You may think minimal intervention wines fermented with wild yeasts are a new trend in Australia, but Dr Richard and Jill McIntyre have been making wines this way for over 20 years.
A “lapsed medico” (aka. ex-surgeon), like many others in the industry, Richard turned to winemaking as a second career, “something that would challenge and interest me at a time when I no longer wanted to be operating on people,” he says.
But back then? “I didn’t know there was even potential to grow significant wine south of the Dividing Range.” Both he and Garry Crittenden, another pioneer of the Mornington Peninsula, thought the region would be too warm for Pinot Noir; that they’d have to go to Tasmania instead. But they – or the dodgy weather data they relied on – were wrong.
From this point, Garry and Richard share similar stories. They both purchased land on the Peninsula at around the same time in 1982, (Garry’s son, Rollo Crittenden, remembers driving around with the McIntyre family as a kid looking for potential sites), they both planted similar varieties, and they both realised that the Mornington Peninsula “happened to be a great place to grow Pinot Noir and Chardonnay,” says Richard.
Despite being considered among the pioneering group, neither Crittenden or McIntyre were the first vignerons to establish themselves on the Mornington Peninsula – Stonier, Main Ridge Estate, Merricks and Elgee Park had set up a touch earlier. But unlike other wine regions such as the Yarra Valley, there was still no real winemaking history on the Peninsula. Instead, Richard looked to the home of great Pinot Noir: Burgundy.
“Back then, most of Australia was pretty scared of the idea of wild yeasts,” he says. “I remember hearing John Middleton (Mount Mary) say that while ‘European wild yeasts could do wonderful things, Australian wild yeasts were just terrible, we don’t want to go near them,’”. We were taught to kill wild yeasts and introduce some ‘really good ones’ instead.”

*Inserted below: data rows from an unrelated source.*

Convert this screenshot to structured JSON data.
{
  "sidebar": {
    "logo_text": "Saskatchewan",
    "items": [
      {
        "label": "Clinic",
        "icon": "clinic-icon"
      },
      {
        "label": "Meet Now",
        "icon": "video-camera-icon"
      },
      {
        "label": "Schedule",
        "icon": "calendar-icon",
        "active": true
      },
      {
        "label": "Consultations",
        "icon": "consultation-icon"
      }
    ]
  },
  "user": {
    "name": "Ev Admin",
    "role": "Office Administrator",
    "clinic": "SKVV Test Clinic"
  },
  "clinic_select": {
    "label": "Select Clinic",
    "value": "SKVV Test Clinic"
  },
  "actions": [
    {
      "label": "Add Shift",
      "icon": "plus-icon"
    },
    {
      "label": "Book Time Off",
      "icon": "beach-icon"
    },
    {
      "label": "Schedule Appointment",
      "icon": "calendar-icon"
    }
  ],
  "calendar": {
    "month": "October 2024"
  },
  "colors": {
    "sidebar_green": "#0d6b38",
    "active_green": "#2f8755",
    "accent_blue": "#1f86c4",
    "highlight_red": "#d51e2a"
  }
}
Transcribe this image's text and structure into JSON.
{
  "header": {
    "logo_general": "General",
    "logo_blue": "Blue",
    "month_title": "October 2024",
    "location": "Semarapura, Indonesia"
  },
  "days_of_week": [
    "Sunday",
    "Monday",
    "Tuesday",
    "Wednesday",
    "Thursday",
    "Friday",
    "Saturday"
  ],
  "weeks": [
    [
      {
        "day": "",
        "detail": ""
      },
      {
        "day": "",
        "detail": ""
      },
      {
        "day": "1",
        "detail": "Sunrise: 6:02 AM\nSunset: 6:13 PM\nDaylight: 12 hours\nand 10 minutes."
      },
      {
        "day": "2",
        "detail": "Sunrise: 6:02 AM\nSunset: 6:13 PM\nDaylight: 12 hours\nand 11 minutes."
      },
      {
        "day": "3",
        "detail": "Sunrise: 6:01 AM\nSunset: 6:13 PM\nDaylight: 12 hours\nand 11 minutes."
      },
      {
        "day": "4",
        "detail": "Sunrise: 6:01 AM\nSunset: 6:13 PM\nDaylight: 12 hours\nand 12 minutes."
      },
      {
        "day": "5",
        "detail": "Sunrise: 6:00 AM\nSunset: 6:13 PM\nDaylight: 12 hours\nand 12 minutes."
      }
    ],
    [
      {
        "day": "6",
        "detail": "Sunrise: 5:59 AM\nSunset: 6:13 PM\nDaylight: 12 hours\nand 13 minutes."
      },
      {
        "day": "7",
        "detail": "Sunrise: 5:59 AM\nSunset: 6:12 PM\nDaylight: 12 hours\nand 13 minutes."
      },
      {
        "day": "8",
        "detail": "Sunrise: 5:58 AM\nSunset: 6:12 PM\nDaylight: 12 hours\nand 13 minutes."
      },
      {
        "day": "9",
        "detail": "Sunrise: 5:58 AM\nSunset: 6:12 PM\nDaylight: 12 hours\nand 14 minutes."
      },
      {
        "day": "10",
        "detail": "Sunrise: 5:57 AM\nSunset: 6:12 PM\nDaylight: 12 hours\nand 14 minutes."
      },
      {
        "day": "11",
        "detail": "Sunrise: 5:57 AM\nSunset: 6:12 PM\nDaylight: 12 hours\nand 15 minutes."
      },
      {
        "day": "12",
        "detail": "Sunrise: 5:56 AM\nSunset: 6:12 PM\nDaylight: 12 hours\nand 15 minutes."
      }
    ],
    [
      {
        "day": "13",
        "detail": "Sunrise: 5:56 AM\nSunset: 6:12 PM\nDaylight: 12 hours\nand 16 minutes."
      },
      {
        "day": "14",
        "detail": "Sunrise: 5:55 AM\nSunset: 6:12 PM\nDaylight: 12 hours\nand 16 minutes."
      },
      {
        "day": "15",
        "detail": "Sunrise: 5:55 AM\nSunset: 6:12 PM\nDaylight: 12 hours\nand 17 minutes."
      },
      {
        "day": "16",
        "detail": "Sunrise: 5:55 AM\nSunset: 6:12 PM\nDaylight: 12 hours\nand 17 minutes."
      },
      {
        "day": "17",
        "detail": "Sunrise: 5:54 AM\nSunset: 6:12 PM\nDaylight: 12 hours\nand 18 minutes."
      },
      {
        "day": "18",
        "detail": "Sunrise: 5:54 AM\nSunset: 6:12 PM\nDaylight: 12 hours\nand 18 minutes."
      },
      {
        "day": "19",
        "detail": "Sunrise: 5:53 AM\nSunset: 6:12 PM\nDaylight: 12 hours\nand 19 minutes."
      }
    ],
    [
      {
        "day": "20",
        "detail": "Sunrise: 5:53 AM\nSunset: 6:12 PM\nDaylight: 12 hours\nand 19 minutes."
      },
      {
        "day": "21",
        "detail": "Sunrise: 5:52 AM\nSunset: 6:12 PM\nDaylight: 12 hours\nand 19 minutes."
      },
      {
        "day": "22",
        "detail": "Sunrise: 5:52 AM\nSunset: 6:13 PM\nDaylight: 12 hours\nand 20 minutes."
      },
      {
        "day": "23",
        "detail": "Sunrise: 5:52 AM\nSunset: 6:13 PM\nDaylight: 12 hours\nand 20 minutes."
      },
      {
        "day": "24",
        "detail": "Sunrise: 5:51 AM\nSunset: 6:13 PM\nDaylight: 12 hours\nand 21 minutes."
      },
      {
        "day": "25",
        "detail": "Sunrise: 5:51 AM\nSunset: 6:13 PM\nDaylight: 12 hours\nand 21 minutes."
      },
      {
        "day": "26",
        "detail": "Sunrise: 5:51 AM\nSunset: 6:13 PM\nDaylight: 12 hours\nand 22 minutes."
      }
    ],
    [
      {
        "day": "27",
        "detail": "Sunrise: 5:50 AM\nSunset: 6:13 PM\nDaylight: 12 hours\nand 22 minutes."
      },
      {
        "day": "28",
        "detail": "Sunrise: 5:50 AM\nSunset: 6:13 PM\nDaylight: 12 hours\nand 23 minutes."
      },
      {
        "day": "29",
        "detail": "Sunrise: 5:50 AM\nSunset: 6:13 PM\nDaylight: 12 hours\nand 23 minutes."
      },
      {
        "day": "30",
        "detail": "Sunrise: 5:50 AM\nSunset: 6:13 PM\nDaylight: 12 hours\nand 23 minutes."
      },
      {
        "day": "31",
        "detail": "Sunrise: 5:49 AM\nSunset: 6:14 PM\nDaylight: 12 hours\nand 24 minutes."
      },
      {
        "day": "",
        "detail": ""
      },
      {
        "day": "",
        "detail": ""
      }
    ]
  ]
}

Richard accepted this until his first trip to Burgundy in ’95. But after tasting the beautiful wines from the region and seeing their use of wild yeasts in practice, he began to question why Australia was so scared of them. In ’96, Richard tried his first wild yeast ferment at home at Moorooduc Estate. And it worked. Over the subsequent years, Richard tested those wines left to ferment naturally against the ones with introduced yeast and every time, the wild yeast ferment won. It’s been “such an important contributor to the quality and style of our wine,” he says.